I think it’s safe to say we rather enjoyed the last One Piece Collection here at UK Anime Towers, awarding it the series’ highest score to date and describing it as “One Piece at its very best”. This set of episodes continues where were the last collection left off: The Straw Hat Pirates, Galley-La and the Franky Family are all out in search of Nico Robin. Meanwhile Sanji has tagged along for a ride on the Puffing Tom and finds himself forming an unlikely alliance with Franky and the mysterious “Sniper King”; they really have no other choice once they discover they have a train full of Government agents to deal with. Nami arrives too late to catch the train with Tony Tony Chopper, Galley-La and the Franky Family following close behind. Once the realisation of their situation sets in the gang all go in search of Luffy and Zoro.

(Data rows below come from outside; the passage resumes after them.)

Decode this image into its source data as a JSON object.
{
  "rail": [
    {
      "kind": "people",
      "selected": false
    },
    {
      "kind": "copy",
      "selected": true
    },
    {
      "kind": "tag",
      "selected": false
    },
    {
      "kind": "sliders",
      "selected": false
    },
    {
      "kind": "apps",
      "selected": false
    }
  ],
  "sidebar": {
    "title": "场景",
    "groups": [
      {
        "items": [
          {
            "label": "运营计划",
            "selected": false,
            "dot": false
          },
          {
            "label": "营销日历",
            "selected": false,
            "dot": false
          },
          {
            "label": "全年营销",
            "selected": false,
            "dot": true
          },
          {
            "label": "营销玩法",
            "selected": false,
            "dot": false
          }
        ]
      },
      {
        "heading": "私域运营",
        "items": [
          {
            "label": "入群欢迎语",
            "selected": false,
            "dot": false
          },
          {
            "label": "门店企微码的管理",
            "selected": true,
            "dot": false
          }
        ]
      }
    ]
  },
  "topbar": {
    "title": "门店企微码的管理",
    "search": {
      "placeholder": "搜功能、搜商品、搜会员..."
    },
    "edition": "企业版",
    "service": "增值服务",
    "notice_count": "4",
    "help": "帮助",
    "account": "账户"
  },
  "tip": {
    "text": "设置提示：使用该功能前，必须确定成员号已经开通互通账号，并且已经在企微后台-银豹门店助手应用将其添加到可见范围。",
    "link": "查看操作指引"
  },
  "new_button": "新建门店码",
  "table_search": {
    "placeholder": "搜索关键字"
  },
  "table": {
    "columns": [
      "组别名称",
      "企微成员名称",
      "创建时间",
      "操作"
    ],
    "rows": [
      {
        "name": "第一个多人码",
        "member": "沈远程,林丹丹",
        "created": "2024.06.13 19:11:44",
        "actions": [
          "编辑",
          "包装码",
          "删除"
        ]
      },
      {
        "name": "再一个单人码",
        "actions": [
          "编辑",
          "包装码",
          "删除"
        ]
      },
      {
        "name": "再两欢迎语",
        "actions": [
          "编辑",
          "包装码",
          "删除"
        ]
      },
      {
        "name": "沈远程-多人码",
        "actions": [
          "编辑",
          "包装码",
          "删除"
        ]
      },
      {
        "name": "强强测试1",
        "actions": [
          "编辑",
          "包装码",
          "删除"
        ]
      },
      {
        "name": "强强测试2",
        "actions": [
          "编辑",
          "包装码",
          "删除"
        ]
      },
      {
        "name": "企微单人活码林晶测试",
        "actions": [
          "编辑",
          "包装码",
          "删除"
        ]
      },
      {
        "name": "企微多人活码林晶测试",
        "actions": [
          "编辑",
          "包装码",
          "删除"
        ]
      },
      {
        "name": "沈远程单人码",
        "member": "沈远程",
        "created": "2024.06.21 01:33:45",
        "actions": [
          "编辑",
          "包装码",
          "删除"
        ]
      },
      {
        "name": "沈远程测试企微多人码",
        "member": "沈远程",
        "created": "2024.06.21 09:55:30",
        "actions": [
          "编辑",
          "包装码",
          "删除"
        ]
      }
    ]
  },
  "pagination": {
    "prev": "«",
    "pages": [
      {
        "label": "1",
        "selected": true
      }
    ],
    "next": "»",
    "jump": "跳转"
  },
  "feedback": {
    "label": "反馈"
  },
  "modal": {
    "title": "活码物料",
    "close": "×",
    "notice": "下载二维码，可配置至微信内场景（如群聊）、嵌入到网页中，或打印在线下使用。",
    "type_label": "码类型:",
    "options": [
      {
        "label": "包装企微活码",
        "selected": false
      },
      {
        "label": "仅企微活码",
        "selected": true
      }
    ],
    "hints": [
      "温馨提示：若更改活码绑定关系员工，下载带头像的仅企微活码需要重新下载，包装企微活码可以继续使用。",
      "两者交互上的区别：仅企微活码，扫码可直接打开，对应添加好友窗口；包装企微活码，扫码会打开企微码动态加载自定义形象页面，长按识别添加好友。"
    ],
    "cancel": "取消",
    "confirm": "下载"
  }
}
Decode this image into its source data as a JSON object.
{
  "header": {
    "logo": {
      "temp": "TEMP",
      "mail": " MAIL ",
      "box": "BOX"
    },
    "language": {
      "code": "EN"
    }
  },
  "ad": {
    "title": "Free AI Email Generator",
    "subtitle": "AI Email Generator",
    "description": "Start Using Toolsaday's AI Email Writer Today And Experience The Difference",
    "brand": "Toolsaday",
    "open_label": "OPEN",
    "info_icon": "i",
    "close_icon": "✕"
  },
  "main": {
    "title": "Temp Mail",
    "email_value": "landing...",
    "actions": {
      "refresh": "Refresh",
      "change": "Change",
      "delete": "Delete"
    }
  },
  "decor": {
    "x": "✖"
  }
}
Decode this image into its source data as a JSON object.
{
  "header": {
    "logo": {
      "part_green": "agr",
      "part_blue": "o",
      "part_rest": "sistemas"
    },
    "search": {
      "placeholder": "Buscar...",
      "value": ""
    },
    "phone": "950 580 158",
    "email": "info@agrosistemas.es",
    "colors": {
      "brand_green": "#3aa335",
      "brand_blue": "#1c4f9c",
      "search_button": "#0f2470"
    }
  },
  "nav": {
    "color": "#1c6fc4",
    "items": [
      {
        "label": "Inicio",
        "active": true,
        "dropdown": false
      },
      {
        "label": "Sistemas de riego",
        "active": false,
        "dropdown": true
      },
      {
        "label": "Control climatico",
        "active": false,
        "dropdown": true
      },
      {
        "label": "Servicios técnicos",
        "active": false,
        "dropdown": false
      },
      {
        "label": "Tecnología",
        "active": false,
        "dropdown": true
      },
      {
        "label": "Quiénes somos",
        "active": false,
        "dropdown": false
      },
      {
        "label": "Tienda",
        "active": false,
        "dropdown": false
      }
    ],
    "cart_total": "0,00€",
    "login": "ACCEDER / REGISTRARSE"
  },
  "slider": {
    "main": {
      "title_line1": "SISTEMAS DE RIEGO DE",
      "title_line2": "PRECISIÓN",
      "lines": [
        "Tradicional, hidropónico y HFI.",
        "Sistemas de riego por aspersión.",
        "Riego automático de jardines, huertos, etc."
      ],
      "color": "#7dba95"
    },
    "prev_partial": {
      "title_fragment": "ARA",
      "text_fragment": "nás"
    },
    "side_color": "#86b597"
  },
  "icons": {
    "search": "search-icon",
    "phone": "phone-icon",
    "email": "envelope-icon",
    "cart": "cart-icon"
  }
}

It takes several episodes to clear up where everybody is and what their next move is going to be - however, it's not long before all thoughts turn back to the task at hand: Rescuing Robin from CP9. Boarding a rather flakey prototype sea train, and braving the worst storm in living memory, everyone departs and sets course for Enies Lobby.
Enies Lobby (or “The Judicial Island”) is a World Government Stronghold which leads directly to Marine Headquarters and Impel Down (“The Great Underwater Prison”). Reputedly home to some 10,000 marines and headquarters to the greatly feared assassins of CP9 - Enies Lobby presents by far the biggest challenge the Straw Hat Pirates have faced thus far, that’s if they can first overcome the challenge of getting there...
It is here that we have to introduce our first complaint about this collection: These episodes take quite a long time to get where they are going. Verbose dialogue, long lingering shots, flashbacks and long recaps litter this collection. What this means is that by the end of this collection we are still not really much closer to any resolution of Robin’s predicament. Pacing issues are something we have mentioned before with respect to One Piece, and it rears it’s head again here to place a black mark against an otherwise excellent collection of episodes. Because of the slow pace of these episodes the collection ultimately feels like it only serves to ramp up the tension for the next collection; this is despite containing some of the best action set pieces in the series to date, including some giants, thousands of marines and one of the Straw Hat Pirates first proper battles with a member of CP9. This results in the feeling of the collection being something of a bridge between the previous and next set, which is particularly drawn into focus by the end of the collection, which consists largely of flashbacks to Robin’s past.
Pacing aside, this collection continues all the best aspects of the previous outing: the action, comedy and darker tones we praised previously all continue throughout these episodes, though a couple of the lesser enemies do fall back into the old One Piece trap of being somewhat ridiculous - a particularly nonsensical Ramen Noodle cook springs to mind. You will quickly overlook such minor irritations however, as some of the most exciting action in the series to date is to be found in this collection.
Individual aspects of this collection are some of the strongest in the series so far, with the action scenes in particular overshadowing much of what has come before. However, these highlights are spread too thin by the almost glacial pacing. This means that One Piece Collection 11 taken as a whole is less than the sum of it’s parts. Had it continued the improved pace of the previous collection we would probably be singling this out as the high point of the series to date, but it takes so long to tell it’s tale that much of the impetus is lost. This leaves us with a collection of peaks and troughs, where the peaks represent the very best of One Piece and the troughs, while not amongst the worst of the series to date, manage to drag the down whole collection.